In Temple times, the menorah- candelabra served as the beacon light which shined the light of Jerusalem- a city of peace to the rest of the world.
The symbol of the Menorah was so important, that in fact on the famous Titus archway in Rome, the Menorah was etched as a symbol of conquest of the land of Israel.
The Menorah continues to serve as the symbol of the modern state of Israel and is even more the sign of Judaism than Star of David.
Aaron The High Priest
In the tabernacle, Aaron, the high priest would...
By Rabbi Amichai Cohen
Do you question if now is the right time to move?
Research finds moving to new locations (and getting married..) as one of the most stressful events in one's life. Anxiety about so many unknowns consume our thoughts before the move, while the adjustment period takes a mental tole on us as we settle into our new surroundings.
Here are some Torah tips for how to know when the right time to move is and how to mentally prepare.
In the Torah portion of B'halotcha, the Torah discusses the travels of the Jewish people in the desert.
The 12 tribes of the Israelites were divided into 4 camps, each camp consisting of 3 tribes.

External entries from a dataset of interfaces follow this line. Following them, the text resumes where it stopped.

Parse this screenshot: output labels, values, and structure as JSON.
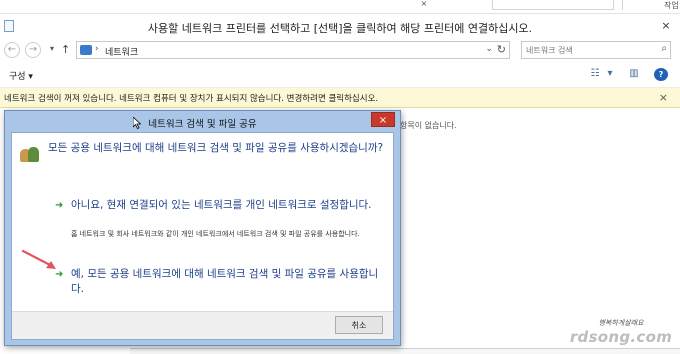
{
  "top_strip": {
    "frag_text": "작업"
  },
  "window": {
    "title": "사용할 네트워크 프린터를 선택하고 [선택]을 클릭하여 해당 프린터에 연결하십시오.",
    "close_icon": "×"
  },
  "address_bar": {
    "back": "←",
    "forward": "→",
    "up": "↑",
    "path": "네트워크",
    "search_placeholder": "네트워크 검색"
  },
  "toolbar": {
    "organize_label": "구성 ▾"
  },
  "infobar": {
    "message": "네트워크 검색이 꺼져 있습니다. 네트워크 컴퓨터 및 장치가 표시되지 않습니다. 변경하려면 클릭하십시오.",
    "close": "×"
  },
  "content": {
    "empty_text": "항목이 없습니다."
  },
  "dialog": {
    "title": "네트워크 검색 및 파일 공유",
    "close": "×",
    "question": "모든 공용 네트워크에 대해 네트워크 검색 및 파일 공유를 사용하시겠습니까?",
    "option1": {
      "main": "아니요, 현재 연결되어 있는 네트워크를 개인 네트워크로 설정합니다.",
      "sub": "홈 네트워크 및 회사 네트워크와 같이 개인 네트워크에서 네트워크 검색 및 파일 공유를 사용합니다."
    },
    "option2": {
      "main": "예, 모든 공용 네트워크에 대해 네트워크 검색 및 파일 공유를 사용합니다."
    },
    "cancel_label": "취소"
  },
  "watermark": {
    "line1": "행복하게살래요",
    "line2": "rdsong.com"
  },
  "colors": {
    "infobar_bg": "#fdf9d7",
    "dialog_frame": "#a9c6e8",
    "dialog_text": "#1b3f8a",
    "close_red": "#c8392c",
    "green_arrow": "#2f9a2f"
  }
}
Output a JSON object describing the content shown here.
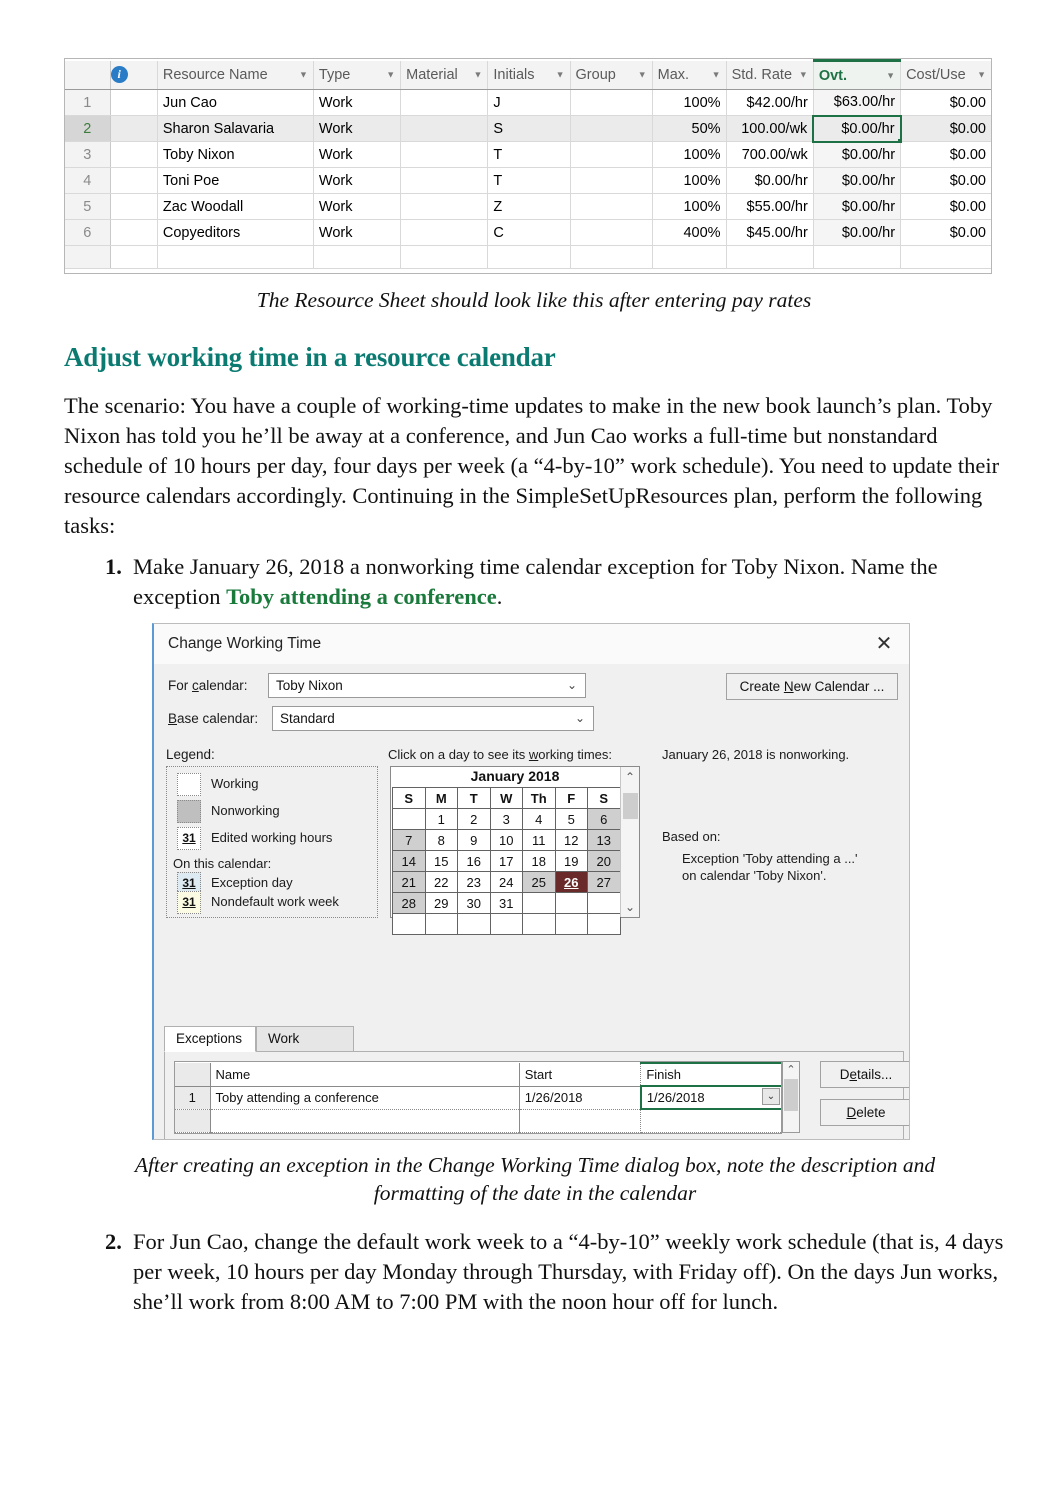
{
  "resource_sheet": {
    "info_icon": "info-icon",
    "columns": [
      {
        "key": "rownum",
        "label": ""
      },
      {
        "key": "info",
        "label": ""
      },
      {
        "key": "name",
        "label": "Resource Name"
      },
      {
        "key": "type",
        "label": "Type"
      },
      {
        "key": "material",
        "label": "Material"
      },
      {
        "key": "initials",
        "label": "Initials"
      },
      {
        "key": "group",
        "label": "Group"
      },
      {
        "key": "max",
        "label": "Max."
      },
      {
        "key": "std_rate",
        "label": "Std. Rate"
      },
      {
        "key": "ovt",
        "label": "Ovt."
      },
      {
        "key": "cost_use",
        "label": "Cost/Use"
      }
    ],
    "selected_column": "Ovt.",
    "selected_row": 2,
    "rows": [
      {
        "num": "1",
        "name": "Jun Cao",
        "type": "Work",
        "material": "",
        "initials": "J",
        "group": "",
        "max": "100%",
        "std_rate": "$42.00/hr",
        "ovt": "$63.00/hr",
        "cost_use": "$0.00"
      },
      {
        "num": "2",
        "name": "Sharon Salavaria",
        "type": "Work",
        "material": "",
        "initials": "S",
        "group": "",
        "max": "50%",
        "std_rate": "100.00/wk",
        "ovt": "$0.00/hr",
        "cost_use": "$0.00"
      },
      {
        "num": "3",
        "name": "Toby Nixon",
        "type": "Work",
        "material": "",
        "initials": "T",
        "group": "",
        "max": "100%",
        "std_rate": "700.00/wk",
        "ovt": "$0.00/hr",
        "cost_use": "$0.00"
      },
      {
        "num": "4",
        "name": "Toni Poe",
        "type": "Work",
        "material": "",
        "initials": "T",
        "group": "",
        "max": "100%",
        "std_rate": "$0.00/hr",
        "ovt": "$0.00/hr",
        "cost_use": "$0.00"
      },
      {
        "num": "5",
        "name": "Zac Woodall",
        "type": "Work",
        "material": "",
        "initials": "Z",
        "group": "",
        "max": "100%",
        "std_rate": "$55.00/hr",
        "ovt": "$0.00/hr",
        "cost_use": "$0.00"
      },
      {
        "num": "6",
        "name": "Copyeditors",
        "type": "Work",
        "material": "",
        "initials": "C",
        "group": "",
        "max": "400%",
        "std_rate": "$45.00/hr",
        "ovt": "$0.00/hr",
        "cost_use": "$0.00"
      }
    ]
  },
  "captions": {
    "figure_1": "The Resource Sheet should look like this after entering pay rates",
    "figure_2_line1": "After creating an exception in the Change Working Time dialog box, note the",
    "figure_2_line2": "description and formatting of the date in the calendar"
  },
  "heading": "Adjust working time in a resource calendar",
  "paragraph": "The scenario: You have a couple of working-time updates to make in the new book launch’s plan. Toby Nixon has told you he’ll be away at a conference, and Jun Cao works a full-time but nonstandard schedule of 10 hours per day, four days per week (a “4-by-10” work schedule). You need to update their resource calendars accordingly. Continuing in the SimpleSetUpResources plan, perform the following tasks:",
  "steps": [
    {
      "number": "1.",
      "text_before": "Make January 26, 2018 a nonworking time calendar exception for Toby Nixon. Name the exception ",
      "emphasis": "Toby attending a conference",
      "text_after": "."
    },
    {
      "number": "2.",
      "text": "For Jun Cao, change the default work week to a “4-by-10” weekly work schedule (that is, 4 days per week, 10 hours per day Monday through Thursday, with Friday off). On the days Jun works, she’ll work from 8:00 AM to 7:00 PM with the noon hour off for lunch."
    }
  ],
  "dialog": {
    "title": "Change Working Time",
    "close_icon": "✕",
    "for_calendar_label": "For calendar:",
    "for_calendar_value": "Toby Nixon",
    "base_calendar_label": "Base calendar:",
    "base_calendar_value": "Standard",
    "create_new_calendar_button": "Create New Calendar ...",
    "legend": {
      "title": "Legend:",
      "items": [
        {
          "swatch": "",
          "label": "Working",
          "fill": "#ffffff"
        },
        {
          "swatch": "",
          "label": "Nonworking",
          "fill": "#bfbfbf"
        },
        {
          "swatch": "31",
          "label": "Edited working hours",
          "fill": "#ffffff"
        }
      ],
      "subtitle": "On this calendar:",
      "items2": [
        {
          "swatch": "31",
          "label": "Exception day",
          "fill": "#ddeaf2"
        },
        {
          "swatch": "31",
          "label": "Nondefault work week",
          "fill": "#fbfbe4"
        }
      ]
    },
    "calendar": {
      "instruction": "Click on a day to see its working times:",
      "month_title": "January 2018",
      "weekday_headers": [
        "S",
        "M",
        "T",
        "W",
        "Th",
        "F",
        "S"
      ],
      "weeks": [
        [
          {
            "d": "",
            "state": "blank"
          },
          {
            "d": "1",
            "state": "working"
          },
          {
            "d": "2",
            "state": "working"
          },
          {
            "d": "3",
            "state": "working"
          },
          {
            "d": "4",
            "state": "working"
          },
          {
            "d": "5",
            "state": "working"
          },
          {
            "d": "6",
            "state": "nonworking"
          }
        ],
        [
          {
            "d": "7",
            "state": "nonworking"
          },
          {
            "d": "8",
            "state": "working"
          },
          {
            "d": "9",
            "state": "working"
          },
          {
            "d": "10",
            "state": "working"
          },
          {
            "d": "11",
            "state": "working"
          },
          {
            "d": "12",
            "state": "working"
          },
          {
            "d": "13",
            "state": "nonworking"
          }
        ],
        [
          {
            "d": "14",
            "state": "nonworking"
          },
          {
            "d": "15",
            "state": "working"
          },
          {
            "d": "16",
            "state": "working"
          },
          {
            "d": "17",
            "state": "working"
          },
          {
            "d": "18",
            "state": "working"
          },
          {
            "d": "19",
            "state": "working"
          },
          {
            "d": "20",
            "state": "nonworking"
          }
        ],
        [
          {
            "d": "21",
            "state": "nonworking"
          },
          {
            "d": "22",
            "state": "working"
          },
          {
            "d": "23",
            "state": "working"
          },
          {
            "d": "24",
            "state": "working"
          },
          {
            "d": "25",
            "state": "nonworking"
          },
          {
            "d": "26",
            "state": "selected"
          },
          {
            "d": "27",
            "state": "nonworking"
          }
        ],
        [
          {
            "d": "28",
            "state": "nonworking"
          },
          {
            "d": "29",
            "state": "working"
          },
          {
            "d": "30",
            "state": "working"
          },
          {
            "d": "31",
            "state": "working"
          },
          {
            "d": "",
            "state": "blank"
          },
          {
            "d": "",
            "state": "blank"
          },
          {
            "d": "",
            "state": "blank"
          }
        ],
        [
          {
            "d": "",
            "state": "blank"
          },
          {
            "d": "",
            "state": "blank"
          },
          {
            "d": "",
            "state": "blank"
          },
          {
            "d": "",
            "state": "blank"
          },
          {
            "d": "",
            "state": "blank"
          },
          {
            "d": "",
            "state": "blank"
          },
          {
            "d": "",
            "state": "blank"
          }
        ]
      ],
      "selected_day": "26"
    },
    "info_panel": {
      "status": "January 26, 2018 is nonworking.",
      "based_on_title": "Based on:",
      "based_on_line1": "Exception 'Toby attending a ...'",
      "based_on_line2": "on calendar 'Toby Nixon'."
    },
    "tabs": [
      {
        "label": "Exceptions",
        "active": true
      },
      {
        "label": "Work Weeks",
        "active": false
      }
    ],
    "exceptions_table": {
      "headers": [
        "",
        "Name",
        "Start",
        "Finish"
      ],
      "rows": [
        {
          "num": "1",
          "name": "Toby attending a conference",
          "start": "1/26/2018",
          "finish": "1/26/2018"
        },
        {
          "num": "",
          "name": "",
          "start": "",
          "finish": ""
        }
      ],
      "active_cell": "finish"
    },
    "details_button": "Details...",
    "delete_button": "Delete"
  },
  "colors": {
    "heading_teal": "#0b7b72",
    "emphasis_green": "#1a7a3c",
    "selection_green": "#1e7145",
    "selected_day_red": "#6b2a2a",
    "dialog_accent_blue": "#5b9bd5",
    "info_icon_blue": "#2a7cc7"
  }
}
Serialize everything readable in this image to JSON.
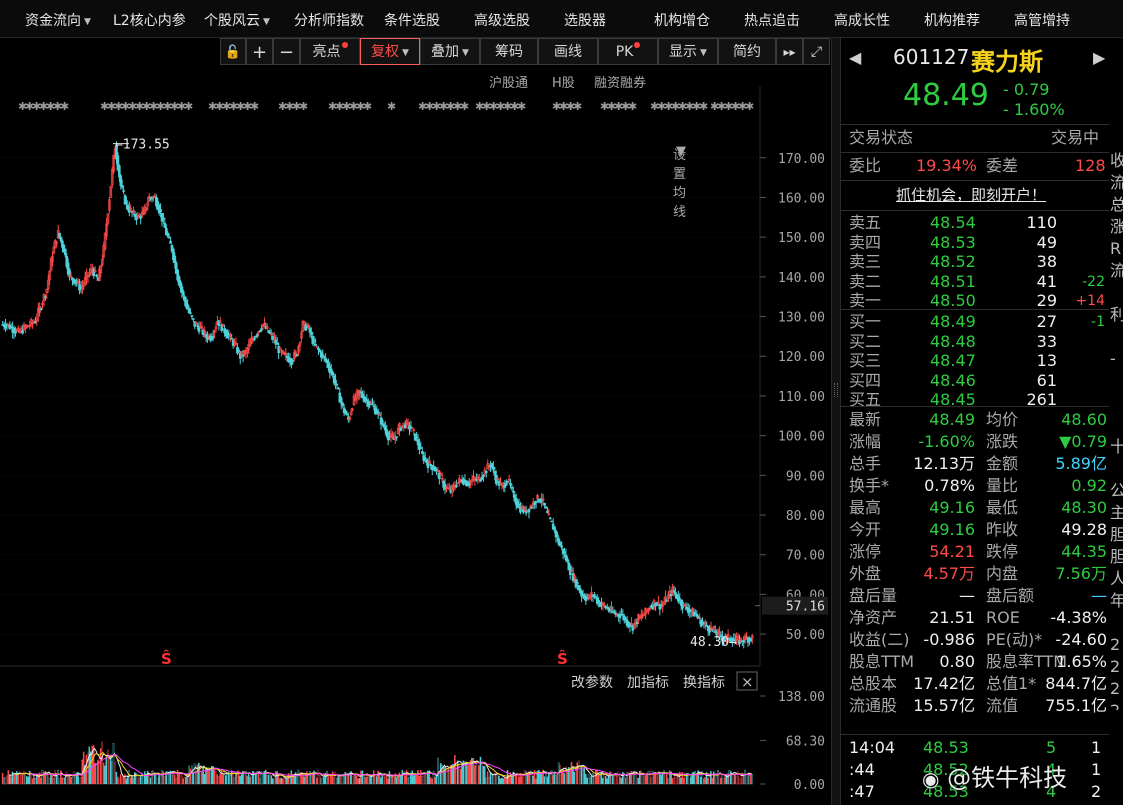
{
  "nav": {
    "items": [
      {
        "label": "资金流向",
        "caret": true
      },
      {
        "label": "L2核心内参",
        "caret": false
      },
      {
        "label": "个股风云",
        "caret": true
      },
      {
        "label": "分析师指数",
        "caret": false
      },
      {
        "label": "条件选股",
        "caret": false
      },
      {
        "label": "高级选股",
        "caret": false
      },
      {
        "label": "选股器",
        "caret": false
      },
      {
        "label": "机构增仓",
        "caret": false
      },
      {
        "label": "热点追击",
        "caret": false
      },
      {
        "label": "高成长性",
        "caret": false
      },
      {
        "label": "机构推荐",
        "caret": false
      },
      {
        "label": "高管增持",
        "caret": false
      }
    ]
  },
  "toolbar": {
    "lock": "🔓",
    "plus": "+",
    "minus": "−",
    "liangdian": "亮点",
    "fuquan": "复权",
    "diejia": "叠加",
    "chouma": "筹码",
    "huaxian": "画线",
    "pk": "PK",
    "xianshi": "显示",
    "jianyue": "简约",
    "fastforward": "▸▸",
    "fullscreen": "⤢"
  },
  "sublinks": {
    "hgt": "沪股通",
    "hshare": "H股",
    "margin": "融资融券",
    "ma_settings": "设置均线"
  },
  "chart_data": [
    {
      "type": "candlestick",
      "title": "",
      "y_ticks": [
        "170.00",
        "160.00",
        "150.00",
        "140.00",
        "130.00",
        "120.00",
        "110.00",
        "100.00",
        "90.00",
        "80.00",
        "70.00",
        "60.00",
        "50.00"
      ],
      "ylim": [
        46,
        178
      ],
      "current_price_tag": "57.16",
      "annotations": {
        "high": "173.55",
        "low": "48.30"
      },
      "price_path": [
        128,
        127,
        126,
        127,
        128,
        129,
        133,
        137,
        146,
        151,
        147,
        140,
        139,
        137,
        140,
        142,
        139,
        147,
        160,
        173,
        163,
        158,
        156,
        155,
        156,
        160,
        160,
        156,
        151,
        147,
        140,
        135,
        131,
        128,
        127,
        125,
        125,
        129,
        127,
        125,
        123,
        120,
        121,
        124,
        126,
        128,
        126,
        124,
        121,
        120,
        119,
        121,
        128,
        127,
        123,
        121,
        119,
        116,
        112,
        107,
        104,
        109,
        111,
        109,
        108,
        106,
        103,
        100,
        99,
        102,
        103,
        102,
        99,
        95,
        93,
        92,
        90,
        87,
        86,
        88,
        89,
        88,
        89,
        89,
        91,
        93,
        89,
        87,
        89,
        85,
        82,
        81,
        82,
        84,
        84,
        80,
        77,
        73,
        70,
        66,
        63,
        60,
        59,
        60,
        58,
        57,
        56,
        55,
        55,
        53,
        52,
        54,
        55,
        57,
        58,
        57,
        59,
        61,
        59,
        57,
        56,
        55,
        53,
        52,
        51,
        50,
        49,
        49,
        48.5,
        48.3,
        49,
        49
      ]
    },
    {
      "type": "bar",
      "title": "",
      "y_ticks": [
        "138.00",
        "68.30",
        "0.00"
      ],
      "ylim": [
        0,
        138
      ],
      "panel_buttons": {
        "change_params": "改参数",
        "add_indicator": "加指标",
        "swap_indicator": "换指标",
        "close": "×"
      }
    }
  ],
  "quote": {
    "code": "601127",
    "name": "赛力斯",
    "price": "48.49",
    "change": "- 0.79",
    "change_pct": "- 1.60%",
    "status_label": "交易状态",
    "status_value": "交易中",
    "weibi_label": "委比",
    "weibi_value": "19.34%",
    "weicha_label": "委差",
    "weicha_value": "128",
    "open_account": "抓住机会，即刻开户！"
  },
  "orderbook": {
    "asks": [
      {
        "label": "卖五",
        "price": "48.54",
        "vol": "110",
        "delta": ""
      },
      {
        "label": "卖四",
        "price": "48.53",
        "vol": "49",
        "delta": ""
      },
      {
        "label": "卖三",
        "price": "48.52",
        "vol": "38",
        "delta": ""
      },
      {
        "label": "卖二",
        "price": "48.51",
        "vol": "41",
        "delta": "-22"
      },
      {
        "label": "卖一",
        "price": "48.50",
        "vol": "29",
        "delta": "+14"
      }
    ],
    "bids": [
      {
        "label": "买一",
        "price": "48.49",
        "vol": "27",
        "delta": "-1"
      },
      {
        "label": "买二",
        "price": "48.48",
        "vol": "33",
        "delta": ""
      },
      {
        "label": "买三",
        "price": "48.47",
        "vol": "13",
        "delta": ""
      },
      {
        "label": "买四",
        "price": "48.46",
        "vol": "61",
        "delta": ""
      },
      {
        "label": "买五",
        "price": "48.45",
        "vol": "261",
        "delta": ""
      }
    ]
  },
  "stats": [
    {
      "l1": "最新",
      "v1": "48.49",
      "c1": "green",
      "l2": "均价",
      "v2": "48.60",
      "c2": "green"
    },
    {
      "l1": "涨幅",
      "v1": "-1.60%",
      "c1": "green",
      "l2": "涨跌",
      "v2": "▼0.79",
      "c2": "green"
    },
    {
      "l1": "总手",
      "v1": "12.13万",
      "c1": "white",
      "l2": "金额",
      "v2": "5.89亿",
      "c2": "cyan"
    },
    {
      "l1": "换手*",
      "v1": "0.78%",
      "c1": "white",
      "l2": "量比",
      "v2": "0.92",
      "c2": "green"
    },
    {
      "l1": "最高",
      "v1": "49.16",
      "c1": "green",
      "l2": "最低",
      "v2": "48.30",
      "c2": "green"
    },
    {
      "l1": "今开",
      "v1": "49.16",
      "c1": "green",
      "l2": "昨收",
      "v2": "49.28",
      "c2": "white"
    },
    {
      "l1": "涨停",
      "v1": "54.21",
      "c1": "red",
      "l2": "跌停",
      "v2": "44.35",
      "c2": "green"
    },
    {
      "l1": "外盘",
      "v1": "4.57万",
      "c1": "red",
      "l2": "内盘",
      "v2": "7.56万",
      "c2": "green"
    },
    {
      "l1": "盘后量",
      "v1": "—",
      "c1": "white",
      "l2": "盘后额",
      "v2": "—",
      "c2": "cyan"
    },
    {
      "l1": "净资产",
      "v1": "21.51",
      "c1": "white",
      "l2": "ROE",
      "v2": "-4.38%",
      "c2": "white"
    },
    {
      "l1": "收益(二)",
      "v1": "-0.986",
      "c1": "white",
      "l2": "PE(动)*",
      "v2": "-24.60",
      "c2": "white"
    },
    {
      "l1": "股息TTM",
      "v1": "0.80",
      "c1": "white",
      "l2": "股息率TTM",
      "v2": "1.65%",
      "c2": "white"
    },
    {
      "l1": "总股本",
      "v1": "17.42亿",
      "c1": "white",
      "l2": "总值1*",
      "v2": "844.7亿",
      "c2": "white"
    },
    {
      "l1": "流通股",
      "v1": "15.57亿",
      "c1": "white",
      "l2": "流值",
      "v2": "755.1亿",
      "c2": "white"
    }
  ],
  "ticks": [
    {
      "time": "14:04",
      "price": "48.53",
      "vol": "5",
      "n": "1"
    },
    {
      "time": ":44",
      "price": "48.52",
      "vol": "4",
      "n": "1"
    },
    {
      "time": ":47",
      "price": "48.53",
      "vol": "4",
      "n": "2"
    }
  ],
  "watermark": "@铁牛科技",
  "colors": {
    "up": "#ff4a4a",
    "down": "#2ecc40",
    "candle_down": "#4fd1d9",
    "price_yellow": "#f5d31c"
  }
}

In the middle of the 4 camps was the Tabernacle, which stored the ark that housed the tablets -the Ten Commandments.
During the 40 year sojourn in the desert the Jewish people traveled 42 journeys.
The Ba'al Shem Tov says that just as the Israelites traveled 42 journeys, so too each individual has 42 journeys in their...